Segment Open
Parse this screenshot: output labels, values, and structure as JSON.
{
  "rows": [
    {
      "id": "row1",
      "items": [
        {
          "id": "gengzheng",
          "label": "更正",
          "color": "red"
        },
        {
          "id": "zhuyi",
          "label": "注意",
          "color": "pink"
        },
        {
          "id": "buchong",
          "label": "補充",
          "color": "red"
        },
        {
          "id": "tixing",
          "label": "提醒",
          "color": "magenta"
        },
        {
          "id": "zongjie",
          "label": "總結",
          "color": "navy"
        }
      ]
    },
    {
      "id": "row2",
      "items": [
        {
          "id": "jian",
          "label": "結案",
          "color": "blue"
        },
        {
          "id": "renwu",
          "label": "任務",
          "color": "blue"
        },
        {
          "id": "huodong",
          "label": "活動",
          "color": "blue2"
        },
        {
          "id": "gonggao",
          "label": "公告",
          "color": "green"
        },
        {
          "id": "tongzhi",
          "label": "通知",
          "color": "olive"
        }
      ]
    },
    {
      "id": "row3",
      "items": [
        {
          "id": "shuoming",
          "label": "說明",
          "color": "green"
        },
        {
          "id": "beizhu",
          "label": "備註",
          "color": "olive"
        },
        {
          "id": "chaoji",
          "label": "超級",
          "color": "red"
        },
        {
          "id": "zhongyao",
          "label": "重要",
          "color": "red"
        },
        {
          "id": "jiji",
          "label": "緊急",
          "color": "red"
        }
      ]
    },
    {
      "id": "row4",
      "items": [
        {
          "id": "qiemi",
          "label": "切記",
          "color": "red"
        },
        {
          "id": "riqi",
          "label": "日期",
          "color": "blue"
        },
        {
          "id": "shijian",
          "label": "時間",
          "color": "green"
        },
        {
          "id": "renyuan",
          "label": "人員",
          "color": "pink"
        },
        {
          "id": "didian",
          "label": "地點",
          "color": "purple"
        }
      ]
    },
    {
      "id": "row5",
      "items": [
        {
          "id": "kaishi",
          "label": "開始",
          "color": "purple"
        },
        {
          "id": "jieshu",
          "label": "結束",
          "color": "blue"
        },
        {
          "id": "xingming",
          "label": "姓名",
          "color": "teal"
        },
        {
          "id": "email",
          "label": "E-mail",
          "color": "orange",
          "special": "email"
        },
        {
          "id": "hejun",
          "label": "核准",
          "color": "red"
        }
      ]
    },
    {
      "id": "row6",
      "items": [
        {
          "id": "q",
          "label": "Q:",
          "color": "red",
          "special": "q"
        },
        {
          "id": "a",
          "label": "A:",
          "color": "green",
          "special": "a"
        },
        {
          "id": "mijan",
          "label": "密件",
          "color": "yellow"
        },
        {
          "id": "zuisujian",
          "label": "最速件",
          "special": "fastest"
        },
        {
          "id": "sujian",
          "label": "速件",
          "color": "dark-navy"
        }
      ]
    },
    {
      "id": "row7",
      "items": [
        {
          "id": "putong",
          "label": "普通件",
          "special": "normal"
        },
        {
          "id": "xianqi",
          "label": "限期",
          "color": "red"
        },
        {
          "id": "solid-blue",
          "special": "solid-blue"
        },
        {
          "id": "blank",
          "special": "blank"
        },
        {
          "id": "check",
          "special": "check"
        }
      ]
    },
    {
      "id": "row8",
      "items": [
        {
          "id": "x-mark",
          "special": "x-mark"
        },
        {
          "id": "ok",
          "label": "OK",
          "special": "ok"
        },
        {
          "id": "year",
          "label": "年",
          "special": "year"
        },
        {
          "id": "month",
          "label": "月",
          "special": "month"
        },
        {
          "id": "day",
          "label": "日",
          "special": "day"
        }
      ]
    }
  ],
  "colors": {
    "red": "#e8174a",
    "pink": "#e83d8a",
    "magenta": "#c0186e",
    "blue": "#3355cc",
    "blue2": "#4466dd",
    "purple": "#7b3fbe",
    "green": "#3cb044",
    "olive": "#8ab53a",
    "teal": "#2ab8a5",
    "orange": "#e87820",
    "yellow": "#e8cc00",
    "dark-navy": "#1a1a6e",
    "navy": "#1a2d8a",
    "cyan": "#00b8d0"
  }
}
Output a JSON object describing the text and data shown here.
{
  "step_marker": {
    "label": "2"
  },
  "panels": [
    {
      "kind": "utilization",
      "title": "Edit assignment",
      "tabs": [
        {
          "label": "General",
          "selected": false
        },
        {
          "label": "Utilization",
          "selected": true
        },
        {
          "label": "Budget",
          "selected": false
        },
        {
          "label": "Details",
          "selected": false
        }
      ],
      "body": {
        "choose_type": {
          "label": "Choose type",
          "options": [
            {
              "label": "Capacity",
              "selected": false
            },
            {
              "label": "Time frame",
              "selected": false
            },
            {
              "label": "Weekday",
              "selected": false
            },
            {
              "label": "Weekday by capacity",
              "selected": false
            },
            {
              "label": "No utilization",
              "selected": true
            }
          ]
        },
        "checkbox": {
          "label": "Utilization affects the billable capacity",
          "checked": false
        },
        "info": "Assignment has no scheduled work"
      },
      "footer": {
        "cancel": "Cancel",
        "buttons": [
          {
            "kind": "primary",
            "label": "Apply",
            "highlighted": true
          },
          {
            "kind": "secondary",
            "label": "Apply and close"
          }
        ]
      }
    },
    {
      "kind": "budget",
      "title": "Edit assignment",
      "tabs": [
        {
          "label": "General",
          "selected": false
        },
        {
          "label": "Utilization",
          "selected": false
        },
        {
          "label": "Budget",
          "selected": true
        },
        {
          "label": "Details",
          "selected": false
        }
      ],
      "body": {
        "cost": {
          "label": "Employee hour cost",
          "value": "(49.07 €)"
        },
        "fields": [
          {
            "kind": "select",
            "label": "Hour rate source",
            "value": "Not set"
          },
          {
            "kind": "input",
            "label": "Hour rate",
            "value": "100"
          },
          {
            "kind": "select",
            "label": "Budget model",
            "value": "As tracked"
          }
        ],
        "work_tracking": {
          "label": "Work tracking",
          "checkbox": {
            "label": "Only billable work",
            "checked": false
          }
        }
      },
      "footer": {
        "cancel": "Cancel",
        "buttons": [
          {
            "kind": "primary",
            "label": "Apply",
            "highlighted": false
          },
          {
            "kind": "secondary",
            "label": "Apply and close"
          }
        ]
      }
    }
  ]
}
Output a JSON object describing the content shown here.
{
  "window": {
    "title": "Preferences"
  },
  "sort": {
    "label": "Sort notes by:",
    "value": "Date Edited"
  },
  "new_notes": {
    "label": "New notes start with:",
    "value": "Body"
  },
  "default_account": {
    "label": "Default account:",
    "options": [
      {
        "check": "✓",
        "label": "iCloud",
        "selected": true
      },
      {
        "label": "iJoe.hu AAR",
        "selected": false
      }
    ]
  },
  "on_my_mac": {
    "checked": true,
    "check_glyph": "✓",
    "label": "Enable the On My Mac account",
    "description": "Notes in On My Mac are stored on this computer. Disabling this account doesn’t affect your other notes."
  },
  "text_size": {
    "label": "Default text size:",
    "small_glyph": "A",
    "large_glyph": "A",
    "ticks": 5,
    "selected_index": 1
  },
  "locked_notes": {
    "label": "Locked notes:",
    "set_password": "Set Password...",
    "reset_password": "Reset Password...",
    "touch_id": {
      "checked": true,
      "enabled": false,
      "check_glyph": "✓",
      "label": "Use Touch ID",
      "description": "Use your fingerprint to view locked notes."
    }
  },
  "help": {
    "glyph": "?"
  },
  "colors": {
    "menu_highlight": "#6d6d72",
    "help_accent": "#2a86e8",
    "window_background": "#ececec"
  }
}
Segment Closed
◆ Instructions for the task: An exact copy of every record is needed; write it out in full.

◆ Written response:
Parse this screenshot: output labels, values, and structure as JSON.
{
  "rows": [
    {
      "id": "row1",
      "items": [
        {
          "id": "gengzheng",
          "label": "更正",
          "color": "red"
        },
        {
          "id": "zhuyi",
          "label": "注意",
          "color": "pink"
        },
        {
          "id": "buchong",
          "label": "補充",
          "color": "red"
        },
        {
          "id": "tixing",
          "label": "提醒",
          "color": "magenta"
        },
        {
          "id": "zongjie",
          "label": "總結",
          "color": "navy"
        }
      ]
    },
    {
      "id": "row2",
      "items": [
        {
          "id": "jian",
          "label": "結案",
          "color": "blue"
        },
        {
          "id": "renwu",
          "label": "任務",
          "color": "blue"
        },
        {
          "id": "huodong",
          "label": "活動",
          "color": "blue2"
        },
        {
          "id": "gonggao",
          "label": "公告",
          "color": "green"
        },
        {
          "id": "tongzhi",
          "label": "通知",
          "color": "olive"
        }
      ]
    },
    {
      "id": "row3",
      "items": [
        {
          "id": "shuoming",
          "label": "說明",
          "color": "green"
        },
        {
          "id": "beizhu",
          "label": "備註",
          "color": "olive"
        },
        {
          "id": "chaoji",
          "label": "超級",
          "color": "red"
        },
        {
          "id": "zhongyao",
          "label": "重要",
          "color": "red"
        },
        {
          "id": "jiji",
          "label": "緊急",
          "color": "red"
        }
      ]
    },
    {
      "id": "row4",
      "items": [
        {
          "id": "qiemi",
          "label": "切記",
          "color": "red"
        },
        {
          "id": "riqi",
          "label": "日期",
          "color": "blue"
        },
        {
          "id": "shijian",
          "label": "時間",
          "color": "green"
        },
        {
          "id": "renyuan",
          "label": "人員",
          "color": "pink"
        },
        {
          "id": "didian",
          "label": "地點",
          "color": "purple"
        }
      ]
    },
    {
      "id": "row5",
      "items": [
        {
          "id": "kaishi",
          "label": "開始",
          "color": "purple"
        },
        {
          "id": "jieshu",
          "label": "結束",
          "color": "blue"
        },
        {
          "id": "xingming",
          "label": "姓名",
          "color": "teal"
        },
        {
          "id": "email",
          "label": "E-mail",
          "color": "orange",
          "special": "email"
        },
        {
          "id": "hejun",
          "label": "核准",
          "color": "red"
        }
      ]
    },
    {
      "id": "row6",
      "items": [
        {
          "id": "q",
          "label": "Q:",
          "color": "red",
          "special": "q"
        },
        {
          "id": "a",
          "label": "A:",
          "color": "green",
          "special": "a"
        },
        {
          "id": "mijan",
          "label": "密件",
          "color": "yellow"
        },
        {
          "id": "zuisujian",
          "label": "最速件",
          "special": "fastest"
        },
        {
          "id": "sujian",
          "label": "速件",
          "color": "dark-navy"
        }
      ]
    },
    {
      "id": "row7",
      "items": [
        {
          "id": "putong",
          "label": "普通件",
          "special": "normal"
        },
        {
          "id": "xianqi",
          "label": "限期",
          "color": "red"
        },
        {
          "id": "solid-blue",
          "special": "solid-blue"
        },
        {
          "id": "blank",
          "special": "blank"
        },
        {
          "id": "check",
          "special": "check"
        }
      ]
    },
    {
      "id": "row8",
      "items": [
        {
          "id": "x-mark",
          "special": "x-mark"
        },
        {
          "id": "ok",
          "label": "OK",
          "special": "ok"
        },
        {
          "id": "year",
          "label": "年",
          "special": "year"
        },
        {
          "id": "month",
          "label": "月",
          "special": "month"
        },
        {
          "id": "day",
          "label": "日",
          "special": "day"
        }
      ]
    }
  ],
  "colors": {
    "red": "#e8174a",
    "pink": "#e83d8a",
    "magenta": "#c0186e",
    "blue": "#3355cc",
    "blue2": "#4466dd",
    "purple": "#7b3fbe",
    "green": "#3cb044",
    "olive": "#8ab53a",
    "teal": "#2ab8a5",
    "orange": "#e87820",
    "yellow": "#e8cc00",
    "dark-navy": "#1a1a6e",
    "navy": "#1a2d8a",
    "cyan": "#00b8d0"
  }
}
Output a JSON object describing the text and data shown here.
{
  "step_marker": {
    "label": "2"
  },
  "panels": [
    {
      "kind": "utilization",
      "title": "Edit assignment",
      "tabs": [
        {
          "label": "General",
          "selected": false
        },
        {
          "label": "Utilization",
          "selected": true
        },
        {
          "label": "Budget",
          "selected": false
        },
        {
          "label": "Details",
          "selected": false
        }
      ],
      "body": {
        "choose_type": {
          "label": "Choose type",
          "options": [
            {
              "label": "Capacity",
              "selected": false
            },
            {
              "label": "Time frame",
              "selected": false
            },
            {
              "label": "Weekday",
              "selected": false
            },
            {
              "label": "Weekday by capacity",
              "selected": false
            },
            {
              "label": "No utilization",
              "selected": true
            }
          ]
        },
        "checkbox": {
          "label": "Utilization affects the billable capacity",
          "checked": false
        },
        "info": "Assignment has no scheduled work"
      },
      "footer": {
        "cancel": "Cancel",
        "buttons": [
          {
            "kind": "primary",
            "label": "Apply",
            "highlighted": true
          },
          {
            "kind": "secondary",
            "label": "Apply and close"
          }
        ]
      }
    },
    {
      "kind": "budget",
      "title": "Edit assignment",
      "tabs": [
        {
          "label": "General",
          "selected": false
        },
        {
          "label": "Utilization",
          "selected": false
        },
        {
          "label": "Budget",
          "selected": true
        },
        {
          "label": "Details",
          "selected": false
        }
      ],
      "body": {
        "cost": {
          "label": "Employee hour cost",
          "value": "(49.07 €)"
        },
        "fields": [
          {
            "kind": "select",
            "label": "Hour rate source",
            "value": "Not set"
          },
          {
            "kind": "input",
            "label": "Hour rate",
            "value": "100"
          },
          {
            "kind": "select",
            "label": "Budget model",
            "value": "As tracked"
          }
        ],
        "work_tracking": {
          "label": "Work tracking",
          "checkbox": {
            "label": "Only billable work",
            "checked": false
          }
        }
      },
      "footer": {
        "cancel": "Cancel",
        "buttons": [
          {
            "kind": "primary",
            "label": "Apply",
            "highlighted": false
          },
          {
            "kind": "secondary",
            "label": "Apply and close"
          }
        ]
      }
    }
  ]
}
Output a JSON object describing the content shown here.
{
  "window": {
    "title": "Preferences"
  },
  "sort": {
    "label": "Sort notes by:",
    "value": "Date Edited"
  },
  "new_notes": {
    "label": "New notes start with:",
    "value": "Body"
  },
  "default_account": {
    "label": "Default account:",
    "options": [
      {
        "check": "✓",
        "label": "iCloud",
        "selected": true
      },
      {
        "label": "iJoe.hu AAR",
        "selected": false
      }
    ]
  },
  "on_my_mac": {
    "checked": true,
    "check_glyph": "✓",
    "label": "Enable the On My Mac account",
    "description": "Notes in On My Mac are stored on this computer. Disabling this account doesn’t affect your other notes."
  },
  "text_size": {
    "label": "Default text size:",
    "small_glyph": "A",
    "large_glyph": "A",
    "ticks": 5,
    "selected_index": 1
  },
  "locked_notes": {
    "label": "Locked notes:",
    "set_password": "Set Password...",
    "reset_password": "Reset Password...",
    "touch_id": {
      "checked": true,
      "enabled": false,
      "check_glyph": "✓",
      "label": "Use Touch ID",
      "description": "Use your fingerprint to view locked notes."
    }
  },
  "help": {
    "glyph": "?"
  },
  "colors": {
    "menu_highlight": "#6d6d72",
    "help_accent": "#2a86e8",
    "window_background": "#ececec"
  }
}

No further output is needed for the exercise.